TASK TO COMPLETE. Your answer should be the records, restated word for word.

DATA IN THIS EXERCISE.

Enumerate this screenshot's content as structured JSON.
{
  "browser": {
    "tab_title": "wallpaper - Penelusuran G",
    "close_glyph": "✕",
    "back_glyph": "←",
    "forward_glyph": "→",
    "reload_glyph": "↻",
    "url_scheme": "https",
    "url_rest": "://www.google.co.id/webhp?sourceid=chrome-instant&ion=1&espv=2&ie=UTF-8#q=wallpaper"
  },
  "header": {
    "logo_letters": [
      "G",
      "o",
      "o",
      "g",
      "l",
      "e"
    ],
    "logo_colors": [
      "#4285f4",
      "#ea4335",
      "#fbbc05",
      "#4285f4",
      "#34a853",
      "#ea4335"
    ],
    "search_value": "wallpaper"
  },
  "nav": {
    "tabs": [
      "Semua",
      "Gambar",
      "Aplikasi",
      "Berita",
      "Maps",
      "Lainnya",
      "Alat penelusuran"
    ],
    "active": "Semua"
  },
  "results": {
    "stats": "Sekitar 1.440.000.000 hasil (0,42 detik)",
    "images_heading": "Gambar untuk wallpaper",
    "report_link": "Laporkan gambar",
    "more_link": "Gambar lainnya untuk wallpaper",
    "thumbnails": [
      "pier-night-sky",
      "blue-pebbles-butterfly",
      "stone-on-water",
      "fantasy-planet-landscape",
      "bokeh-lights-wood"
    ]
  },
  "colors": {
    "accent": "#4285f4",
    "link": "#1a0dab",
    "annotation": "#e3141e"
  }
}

EXERCISE RESULT.
Enumerate this screenshot's content as structured JSON.
{
  "browser": {
    "tab_title": "wallpaper - Penelusuran G",
    "close_glyph": "✕",
    "back_glyph": "←",
    "forward_glyph": "→",
    "reload_glyph": "↻",
    "url_scheme": "https",
    "url_rest": "://www.google.co.id/webhp?sourceid=chrome-instant&ion=1&espv=2&ie=UTF-8#q=wallpaper"
  },
  "header": {
    "logo_letters": [
      "G",
      "o",
      "o",
      "g",
      "l",
      "e"
    ],
    "logo_colors": [
      "#4285f4",
      "#ea4335",
      "#fbbc05",
      "#4285f4",
      "#34a853",
      "#ea4335"
    ],
    "search_value": "wallpaper"
  },
  "nav": {
    "tabs": [
      "Semua",
      "Gambar",
      "Aplikasi",
      "Berita",
      "Maps",
      "Lainnya",
      "Alat penelusuran"
    ],
    "active": "Semua"
  },
  "results": {
    "stats": "Sekitar 1.440.000.000 hasil (0,42 detik)",
    "images_heading": "Gambar untuk wallpaper",
    "report_link": "Laporkan gambar",
    "more_link": "Gambar lainnya untuk wallpaper",
    "thumbnails": [
      "pier-night-sky",
      "blue-pebbles-butterfly",
      "stone-on-water",
      "fantasy-planet-landscape",
      "bokeh-lights-wood"
    ]
  },
  "colors": {
    "accent": "#4285f4",
    "link": "#1a0dab",
    "annotation": "#e3141e"
  }
}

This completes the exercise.